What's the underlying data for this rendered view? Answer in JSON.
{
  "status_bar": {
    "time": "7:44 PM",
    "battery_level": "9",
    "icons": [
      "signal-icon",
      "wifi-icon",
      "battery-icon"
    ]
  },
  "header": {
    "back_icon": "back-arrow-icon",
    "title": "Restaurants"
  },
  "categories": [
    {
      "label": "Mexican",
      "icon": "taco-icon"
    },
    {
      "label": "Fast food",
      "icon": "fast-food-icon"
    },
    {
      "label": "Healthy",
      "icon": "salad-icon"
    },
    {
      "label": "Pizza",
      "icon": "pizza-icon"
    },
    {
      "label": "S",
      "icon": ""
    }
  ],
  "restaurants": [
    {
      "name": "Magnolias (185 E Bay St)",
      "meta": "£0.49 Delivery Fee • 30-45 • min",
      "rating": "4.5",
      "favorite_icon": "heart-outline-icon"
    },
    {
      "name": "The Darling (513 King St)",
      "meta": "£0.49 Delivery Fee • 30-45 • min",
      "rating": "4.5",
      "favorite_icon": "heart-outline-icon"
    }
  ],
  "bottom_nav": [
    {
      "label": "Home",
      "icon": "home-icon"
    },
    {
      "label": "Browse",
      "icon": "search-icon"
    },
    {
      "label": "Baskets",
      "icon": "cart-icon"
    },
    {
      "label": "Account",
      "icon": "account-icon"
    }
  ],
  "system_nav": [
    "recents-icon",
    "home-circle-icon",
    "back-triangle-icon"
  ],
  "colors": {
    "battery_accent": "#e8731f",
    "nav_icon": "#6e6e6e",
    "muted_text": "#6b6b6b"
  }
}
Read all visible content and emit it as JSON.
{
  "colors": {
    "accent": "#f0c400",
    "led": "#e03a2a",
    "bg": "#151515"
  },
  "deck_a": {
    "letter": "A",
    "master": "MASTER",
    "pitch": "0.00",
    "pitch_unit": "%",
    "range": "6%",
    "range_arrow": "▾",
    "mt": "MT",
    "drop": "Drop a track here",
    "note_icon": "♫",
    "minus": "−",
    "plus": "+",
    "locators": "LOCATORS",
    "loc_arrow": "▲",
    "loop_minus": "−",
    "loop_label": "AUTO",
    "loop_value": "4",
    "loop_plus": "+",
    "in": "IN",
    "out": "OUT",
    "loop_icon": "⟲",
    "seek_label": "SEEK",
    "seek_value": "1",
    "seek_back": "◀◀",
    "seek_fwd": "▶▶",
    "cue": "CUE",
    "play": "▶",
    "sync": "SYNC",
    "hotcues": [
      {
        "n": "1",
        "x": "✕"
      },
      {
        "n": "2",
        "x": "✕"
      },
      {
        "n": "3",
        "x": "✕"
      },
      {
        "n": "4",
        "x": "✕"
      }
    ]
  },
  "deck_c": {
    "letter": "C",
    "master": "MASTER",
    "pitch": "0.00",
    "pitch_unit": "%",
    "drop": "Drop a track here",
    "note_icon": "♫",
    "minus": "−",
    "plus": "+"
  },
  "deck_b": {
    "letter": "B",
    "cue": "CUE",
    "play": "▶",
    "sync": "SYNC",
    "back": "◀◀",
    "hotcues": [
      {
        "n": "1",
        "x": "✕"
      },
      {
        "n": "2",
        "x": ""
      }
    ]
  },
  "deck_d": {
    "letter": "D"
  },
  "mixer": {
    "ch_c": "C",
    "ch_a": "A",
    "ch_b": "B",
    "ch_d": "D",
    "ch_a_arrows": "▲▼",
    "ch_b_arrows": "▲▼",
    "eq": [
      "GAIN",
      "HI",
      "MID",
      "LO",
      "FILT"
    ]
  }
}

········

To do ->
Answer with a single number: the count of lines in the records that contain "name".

Answer box ->
2